The brain's 'rising stars': New options against Alzheimer's?
04 May 2018
A study by scientists of the German Center for Neurodegenerative Diseases (DZNE) points to a novel potential approach against Alzheimer's disease. In studies in mice, the researchers were able to show that blocking a particular receptor located on astrocytes normalized brain function and improved memory performance. Astrocytes are star-shaped, non-neuronal cells involved in the regulation of brain activity and blood flow. The findings are published in the Journal of Experimental Medicine (JEM).
Alzheimer's disease is a common and currently incurable brain disorder leading to dementia, whose mechanisms remain incompletely understood. The disease appears to be sustained by a combination of factors that include pathological changes in blood flow, neuroinflammation and detrimental changes in brain cell activity.
"The brain contains different types of cells including neurons and astrocytes", explains Dr. Nicole Reichenbach, a postdoc researcher at the DZNE and first author of the paper published in JEM. "Astrocytes support brain function and shape the communication between neurons, called synaptic transmission, by releasing a variety of messenger proteins. They also provide metabolic and structural support and contribute to the regulation of blood flow in the brain."
Glitches in network activity
Similar to neurons, astrocytes are organised into functional networks that may involve thousands of cells.
"For normal brain function, it is crucial that networks of brain cells coordinate their firing rates. It's like in a symphony orchestra where the instruments have to be correctly tuned and the musicians have to stay in synchrony in order to play the right melody", says Professor Gabor Petzold, a research group leader at the DZNE and supervisor of the current study. "Interestingly, one of the main jobs of astrocytes is very similar to this: to keep neurons healthy and to help maintain neuronal network function. However, in Alzheimer's disease, there is aberrant activity of these networks. Many cells are hyperactive, including neurons and astrocytes. Hence, understanding the role of astrocytes, and targeting such network dysfunctions, holds a strong potential for treating Alzheimer's."
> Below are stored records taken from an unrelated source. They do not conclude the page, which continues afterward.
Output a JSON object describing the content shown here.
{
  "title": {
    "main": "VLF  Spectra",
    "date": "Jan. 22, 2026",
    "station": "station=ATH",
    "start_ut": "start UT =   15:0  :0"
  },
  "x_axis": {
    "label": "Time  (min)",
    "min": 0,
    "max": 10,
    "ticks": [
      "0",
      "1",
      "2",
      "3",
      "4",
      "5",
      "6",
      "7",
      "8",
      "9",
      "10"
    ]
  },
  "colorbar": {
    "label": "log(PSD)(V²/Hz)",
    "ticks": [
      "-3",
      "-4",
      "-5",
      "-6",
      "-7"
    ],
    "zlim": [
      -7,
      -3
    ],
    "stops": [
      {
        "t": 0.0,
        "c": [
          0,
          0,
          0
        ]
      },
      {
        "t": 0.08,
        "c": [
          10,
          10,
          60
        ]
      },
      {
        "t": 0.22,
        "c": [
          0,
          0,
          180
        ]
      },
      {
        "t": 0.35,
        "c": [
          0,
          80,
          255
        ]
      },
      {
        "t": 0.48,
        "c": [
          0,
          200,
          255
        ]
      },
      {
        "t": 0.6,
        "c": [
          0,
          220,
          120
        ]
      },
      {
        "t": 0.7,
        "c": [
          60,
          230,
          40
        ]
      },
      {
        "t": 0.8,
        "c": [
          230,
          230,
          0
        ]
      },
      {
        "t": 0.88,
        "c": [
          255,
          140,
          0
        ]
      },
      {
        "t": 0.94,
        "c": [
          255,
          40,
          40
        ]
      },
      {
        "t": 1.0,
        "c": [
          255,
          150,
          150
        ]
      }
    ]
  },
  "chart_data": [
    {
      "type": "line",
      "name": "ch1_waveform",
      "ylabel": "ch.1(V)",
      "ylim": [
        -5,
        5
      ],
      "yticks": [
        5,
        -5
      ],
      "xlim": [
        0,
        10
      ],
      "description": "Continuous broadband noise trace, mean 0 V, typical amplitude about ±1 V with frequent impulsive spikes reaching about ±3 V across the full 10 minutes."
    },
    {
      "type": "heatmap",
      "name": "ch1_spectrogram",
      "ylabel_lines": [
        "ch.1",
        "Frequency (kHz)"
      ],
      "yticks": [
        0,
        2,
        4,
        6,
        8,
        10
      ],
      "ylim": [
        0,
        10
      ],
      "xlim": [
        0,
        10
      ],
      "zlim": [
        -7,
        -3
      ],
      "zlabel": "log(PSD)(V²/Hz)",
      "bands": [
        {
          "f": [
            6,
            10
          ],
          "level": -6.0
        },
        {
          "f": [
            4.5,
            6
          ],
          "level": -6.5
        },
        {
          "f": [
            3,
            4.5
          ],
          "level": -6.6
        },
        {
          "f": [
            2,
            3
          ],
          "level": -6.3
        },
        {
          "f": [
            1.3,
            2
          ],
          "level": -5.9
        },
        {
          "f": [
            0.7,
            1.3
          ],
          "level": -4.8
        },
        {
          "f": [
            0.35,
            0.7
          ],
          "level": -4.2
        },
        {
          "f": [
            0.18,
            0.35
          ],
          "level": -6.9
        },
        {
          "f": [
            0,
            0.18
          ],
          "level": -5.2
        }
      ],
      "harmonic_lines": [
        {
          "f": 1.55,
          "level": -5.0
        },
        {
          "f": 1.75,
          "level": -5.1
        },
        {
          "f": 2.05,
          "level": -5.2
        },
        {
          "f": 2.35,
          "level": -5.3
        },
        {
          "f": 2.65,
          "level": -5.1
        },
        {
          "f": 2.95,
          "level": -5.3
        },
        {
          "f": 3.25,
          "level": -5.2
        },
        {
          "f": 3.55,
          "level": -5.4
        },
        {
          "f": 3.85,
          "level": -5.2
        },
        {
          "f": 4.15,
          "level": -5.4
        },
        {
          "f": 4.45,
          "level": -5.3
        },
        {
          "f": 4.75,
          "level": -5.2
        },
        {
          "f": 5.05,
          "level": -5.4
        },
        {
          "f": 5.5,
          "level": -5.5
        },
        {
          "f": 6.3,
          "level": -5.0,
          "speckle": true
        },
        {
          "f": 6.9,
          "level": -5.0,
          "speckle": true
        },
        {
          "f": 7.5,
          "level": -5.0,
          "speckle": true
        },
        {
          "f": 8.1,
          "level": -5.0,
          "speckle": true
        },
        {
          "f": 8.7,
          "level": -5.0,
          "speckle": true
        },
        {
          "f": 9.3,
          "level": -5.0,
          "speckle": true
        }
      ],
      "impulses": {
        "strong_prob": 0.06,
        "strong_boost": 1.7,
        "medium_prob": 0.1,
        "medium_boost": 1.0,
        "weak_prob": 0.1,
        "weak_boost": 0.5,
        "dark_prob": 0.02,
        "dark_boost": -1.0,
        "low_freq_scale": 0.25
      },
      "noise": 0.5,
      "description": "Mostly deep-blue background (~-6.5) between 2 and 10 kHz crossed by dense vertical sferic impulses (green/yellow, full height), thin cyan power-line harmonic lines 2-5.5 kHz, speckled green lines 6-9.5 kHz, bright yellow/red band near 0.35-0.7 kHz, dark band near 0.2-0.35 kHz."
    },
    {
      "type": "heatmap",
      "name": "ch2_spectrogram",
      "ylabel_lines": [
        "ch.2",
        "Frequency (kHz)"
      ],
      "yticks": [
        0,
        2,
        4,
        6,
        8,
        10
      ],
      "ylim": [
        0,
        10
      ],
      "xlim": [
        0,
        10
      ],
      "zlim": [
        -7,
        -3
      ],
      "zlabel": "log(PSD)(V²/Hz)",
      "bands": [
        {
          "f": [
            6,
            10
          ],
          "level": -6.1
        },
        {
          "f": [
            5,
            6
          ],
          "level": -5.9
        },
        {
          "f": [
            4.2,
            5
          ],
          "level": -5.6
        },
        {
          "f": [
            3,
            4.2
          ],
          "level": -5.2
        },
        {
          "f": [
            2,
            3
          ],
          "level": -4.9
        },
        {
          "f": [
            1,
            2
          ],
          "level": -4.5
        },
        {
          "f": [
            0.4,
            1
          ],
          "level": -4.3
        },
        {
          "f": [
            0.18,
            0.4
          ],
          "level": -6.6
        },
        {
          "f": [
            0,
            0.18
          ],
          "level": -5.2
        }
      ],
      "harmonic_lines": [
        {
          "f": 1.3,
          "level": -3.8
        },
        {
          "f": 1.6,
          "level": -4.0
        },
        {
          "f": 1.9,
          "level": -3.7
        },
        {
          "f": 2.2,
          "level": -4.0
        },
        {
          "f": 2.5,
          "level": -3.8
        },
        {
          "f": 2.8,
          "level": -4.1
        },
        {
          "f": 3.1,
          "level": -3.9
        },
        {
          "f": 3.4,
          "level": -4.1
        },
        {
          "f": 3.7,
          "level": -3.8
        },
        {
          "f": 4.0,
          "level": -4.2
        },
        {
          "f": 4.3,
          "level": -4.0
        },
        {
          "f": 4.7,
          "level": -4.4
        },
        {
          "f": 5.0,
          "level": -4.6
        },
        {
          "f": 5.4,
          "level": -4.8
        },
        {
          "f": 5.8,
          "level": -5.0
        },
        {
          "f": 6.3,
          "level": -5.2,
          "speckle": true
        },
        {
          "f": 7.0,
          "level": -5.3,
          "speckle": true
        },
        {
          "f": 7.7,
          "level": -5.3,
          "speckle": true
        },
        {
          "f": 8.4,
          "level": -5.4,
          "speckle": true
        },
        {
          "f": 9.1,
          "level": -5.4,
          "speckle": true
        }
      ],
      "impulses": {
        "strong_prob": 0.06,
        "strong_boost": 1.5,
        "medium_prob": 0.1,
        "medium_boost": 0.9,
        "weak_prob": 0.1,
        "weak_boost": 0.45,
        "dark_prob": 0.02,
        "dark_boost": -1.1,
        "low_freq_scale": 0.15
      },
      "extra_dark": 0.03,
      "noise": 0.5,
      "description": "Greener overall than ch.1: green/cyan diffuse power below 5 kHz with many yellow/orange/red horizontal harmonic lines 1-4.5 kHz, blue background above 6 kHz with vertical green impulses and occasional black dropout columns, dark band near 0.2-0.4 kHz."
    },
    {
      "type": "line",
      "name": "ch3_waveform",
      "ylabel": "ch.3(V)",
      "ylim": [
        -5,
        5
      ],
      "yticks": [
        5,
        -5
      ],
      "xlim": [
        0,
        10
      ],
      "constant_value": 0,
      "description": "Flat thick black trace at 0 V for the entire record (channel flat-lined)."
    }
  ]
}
Astrocyte-targeted treatment alleviated memory impairment
Petzold and colleagues tested this approach in an experimental study involving mice. Due to a genetic disposition, these rodents exhibited certain symptoms of Alzheimer's similar to those that manifest in humans with the disease. In the brain, this included pathological deposits of proteins known as "Amyloid-beta plaques" and aberrant network activity. In addition, the mice showed impaired learning ability and memory.
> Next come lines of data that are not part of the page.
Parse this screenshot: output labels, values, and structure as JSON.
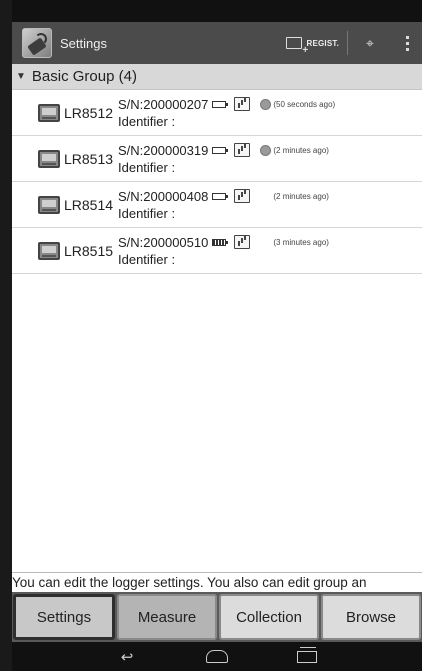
{
  "app": {
    "title": "Settings"
  },
  "actionbar": {
    "regist_label": "REGIST."
  },
  "group": {
    "label": "Basic Group (4)"
  },
  "devices": [
    {
      "model": "LR8512",
      "serial": "S/N:200000207",
      "identifier": "Identifier :",
      "time": "(50 seconds ago)",
      "battery": "plug",
      "has_globe": true
    },
    {
      "model": "LR8513",
      "serial": "S/N:200000319",
      "identifier": "Identifier :",
      "time": "(2 minutes ago)",
      "battery": "plug",
      "has_globe": true
    },
    {
      "model": "LR8514",
      "serial": "S/N:200000408",
      "identifier": "Identifier :",
      "time": "(2 minutes ago)",
      "battery": "plug",
      "has_globe": false
    },
    {
      "model": "LR8515",
      "serial": "S/N:200000510",
      "identifier": "Identifier :",
      "time": "(3 minutes ago)",
      "battery": "full",
      "has_globe": false
    }
  ],
  "message": "You can edit the logger settings. You also can edit group an",
  "tabs": [
    {
      "label": "Settings",
      "state": "selected"
    },
    {
      "label": "Measure",
      "state": "dim"
    },
    {
      "label": "Collection",
      "state": "normal"
    },
    {
      "label": "Browse",
      "state": "normal"
    }
  ]
}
In their study, the DZNE scientists targeted a cell membrane receptor called P2Y1R, which is predominately expressed by astrocytes. Previous experiments by Petzold and colleagues had revealed that activation of this receptor triggers cellular hyperactivity in mouse models of Alzheimer's.
Therefore, the researchers treated groups of mice with different P2Y1R antagonists. These chemical compounds can bind to the receptor, thus switching it off. The treatment lasted for several weeks.
"We found that long-term treatment with these drugs normalised the brain's network activity. Furthermore, the mice's learning ability and memory greatly improved", Petzold says. On the other hand, in a control group of wild type mice this treatment had no significant effect on astrocyte activity. "This indicates that P2Y1R inhibition acts quite specifically. It does not dampen network activity when pathological hyperactivity is absent."
New approaches for research and therapies?
Petzold summarises, "This is an experimental study that is currently not directly applicable to human patients. However, our results suggest that astrocytes, as important safeguards of neuronal health and normal network function, may hold the potential for novel treatment options in Alzheimer's disease." In future studies, the scientists intend to identify additional novel pathways in astrocytes and other cells as potential drug targets.